A “significant” rise in demand for coronavirus testing has led to people being directed to test centres more than 100 miles away, the head of England’s testing programme has said.
Some people with Covid-19 symptoms who have tried to book tests online have been directed to centres which would take them more than three hours to reach by car.
Baroness Dido Harding, interim chairwoman of the new National Institute for Health Protection, which incorporates NHS Test and Trace, blamed the problem on rising demand.
She told BBC Radio 4’s PM programme: “Fundamentally, it is because the demand for testing has grown so fast and so much.
“We’ve seen an increase in 63% more people coming forward to be tested for the first time than June and in many ways that’s a good thing.
“Now obviously I don’t want people to be being directed to go miles and miles for a test but the reason that that is happening at the moment is because of a really significant increase in demand off a testing platform that, as I’ve said, is larger than any other in Europe.”
She said laboratory capacity was being expanded “as fast as physically possible” to meet demand, with an ambition of reaching 500,000 tests per day by the end of next month.
“We’re expanding existing testing capacity, we announced this morning a new lab that will be opening near Loughborough, which by the end of September will be up and running, and at full capacity will be able to do another 50,000 tests a day.

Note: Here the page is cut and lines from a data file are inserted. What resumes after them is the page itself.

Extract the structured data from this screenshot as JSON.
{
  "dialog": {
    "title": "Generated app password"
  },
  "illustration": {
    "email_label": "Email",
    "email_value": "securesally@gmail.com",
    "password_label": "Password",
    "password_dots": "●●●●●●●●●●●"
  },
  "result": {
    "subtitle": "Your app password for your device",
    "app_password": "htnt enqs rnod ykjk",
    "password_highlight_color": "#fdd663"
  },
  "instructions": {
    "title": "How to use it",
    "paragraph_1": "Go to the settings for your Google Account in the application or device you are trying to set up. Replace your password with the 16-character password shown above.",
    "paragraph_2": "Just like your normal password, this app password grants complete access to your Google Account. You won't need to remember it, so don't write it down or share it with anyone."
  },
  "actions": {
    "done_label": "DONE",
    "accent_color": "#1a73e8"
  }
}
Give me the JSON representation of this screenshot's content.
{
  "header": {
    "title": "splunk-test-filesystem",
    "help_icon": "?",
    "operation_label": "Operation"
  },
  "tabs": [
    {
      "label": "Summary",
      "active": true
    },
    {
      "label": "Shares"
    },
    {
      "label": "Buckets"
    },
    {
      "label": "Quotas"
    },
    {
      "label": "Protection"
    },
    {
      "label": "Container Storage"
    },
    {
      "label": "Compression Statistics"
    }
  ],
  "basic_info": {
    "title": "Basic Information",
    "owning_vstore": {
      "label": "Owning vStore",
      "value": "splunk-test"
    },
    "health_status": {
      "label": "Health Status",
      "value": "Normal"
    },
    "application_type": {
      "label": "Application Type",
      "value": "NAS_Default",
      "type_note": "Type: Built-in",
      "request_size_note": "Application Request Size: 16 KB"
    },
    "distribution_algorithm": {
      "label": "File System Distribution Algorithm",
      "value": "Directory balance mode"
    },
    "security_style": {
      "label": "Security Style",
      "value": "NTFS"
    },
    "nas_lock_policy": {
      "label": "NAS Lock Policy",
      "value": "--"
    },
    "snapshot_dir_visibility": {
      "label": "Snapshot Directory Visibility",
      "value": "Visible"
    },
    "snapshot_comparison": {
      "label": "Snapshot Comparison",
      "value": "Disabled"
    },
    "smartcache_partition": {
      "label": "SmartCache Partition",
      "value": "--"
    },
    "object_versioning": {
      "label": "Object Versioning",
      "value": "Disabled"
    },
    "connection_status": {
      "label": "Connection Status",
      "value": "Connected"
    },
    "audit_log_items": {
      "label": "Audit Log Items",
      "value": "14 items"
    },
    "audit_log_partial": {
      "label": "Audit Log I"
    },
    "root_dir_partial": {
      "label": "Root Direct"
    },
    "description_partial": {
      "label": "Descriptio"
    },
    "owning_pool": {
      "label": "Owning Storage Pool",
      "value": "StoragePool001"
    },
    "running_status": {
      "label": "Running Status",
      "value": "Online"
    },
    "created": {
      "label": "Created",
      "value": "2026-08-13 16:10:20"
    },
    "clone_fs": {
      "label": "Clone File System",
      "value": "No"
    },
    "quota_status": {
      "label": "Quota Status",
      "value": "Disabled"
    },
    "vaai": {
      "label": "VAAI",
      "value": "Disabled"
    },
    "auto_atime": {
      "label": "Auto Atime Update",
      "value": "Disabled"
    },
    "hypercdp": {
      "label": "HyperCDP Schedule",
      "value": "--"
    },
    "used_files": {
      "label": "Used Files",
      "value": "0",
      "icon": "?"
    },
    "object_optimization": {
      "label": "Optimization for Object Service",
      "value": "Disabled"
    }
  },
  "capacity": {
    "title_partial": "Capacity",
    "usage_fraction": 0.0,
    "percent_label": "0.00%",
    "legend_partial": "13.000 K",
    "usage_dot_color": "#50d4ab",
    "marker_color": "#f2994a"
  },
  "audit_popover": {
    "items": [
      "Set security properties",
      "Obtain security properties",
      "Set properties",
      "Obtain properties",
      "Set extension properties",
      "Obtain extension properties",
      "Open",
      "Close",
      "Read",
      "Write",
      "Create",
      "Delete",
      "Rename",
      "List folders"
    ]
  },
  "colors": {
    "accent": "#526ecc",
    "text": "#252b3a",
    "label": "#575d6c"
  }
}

“And… we’re trialling new testing technology that will also expand capacity. So actually we’re at the forefront in the world in scaling and making testing more accessible to people.”